Word for word, print the entries that follow.

**Record set**
BEGIN
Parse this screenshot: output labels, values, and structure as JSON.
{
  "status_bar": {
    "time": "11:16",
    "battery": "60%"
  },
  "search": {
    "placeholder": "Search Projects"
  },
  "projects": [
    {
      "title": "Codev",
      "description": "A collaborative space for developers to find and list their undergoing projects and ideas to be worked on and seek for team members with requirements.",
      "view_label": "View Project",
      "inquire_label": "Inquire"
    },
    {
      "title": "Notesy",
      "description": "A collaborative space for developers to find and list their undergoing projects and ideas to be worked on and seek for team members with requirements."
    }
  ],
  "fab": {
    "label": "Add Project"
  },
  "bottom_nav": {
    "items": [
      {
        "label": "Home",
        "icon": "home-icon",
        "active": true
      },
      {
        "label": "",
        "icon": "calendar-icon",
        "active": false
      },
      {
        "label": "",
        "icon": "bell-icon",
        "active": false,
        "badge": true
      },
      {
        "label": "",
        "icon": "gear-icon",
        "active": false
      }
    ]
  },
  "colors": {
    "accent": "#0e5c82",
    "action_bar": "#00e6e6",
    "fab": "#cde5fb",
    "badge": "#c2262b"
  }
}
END
**Exercise solution**
Parse this screenshot: output labels, values, and structure as JSON.
{
  "status_bar": {
    "time": "11:16",
    "battery": "60%"
  },
  "search": {
    "placeholder": "Search Projects"
  },
  "projects": [
    {
      "title": "Codev",
      "description": "A collaborative space for developers to find and list their undergoing projects and ideas to be worked on and seek for team members with requirements.",
      "view_label": "View Project",
      "inquire_label": "Inquire"
    },
    {
      "title": "Notesy",
      "description": "A collaborative space for developers to find and list their undergoing projects and ideas to be worked on and seek for team members with requirements."
    }
  ],
  "fab": {
    "label": "Add Project"
  },
  "bottom_nav": {
    "items": [
      {
        "label": "Home",
        "icon": "home-icon",
        "active": true
      },
      {
        "label": "",
        "icon": "calendar-icon",
        "active": false
      },
      {
        "label": "",
        "icon": "bell-icon",
        "active": false,
        "badge": true
      },
      {
        "label": "",
        "icon": "gear-icon",
        "active": false
      }
    ]
  },
  "colors": {
    "accent": "#0e5c82",
    "action_bar": "#00e6e6",
    "fab": "#cde5fb",
    "badge": "#c2262b"
  }
}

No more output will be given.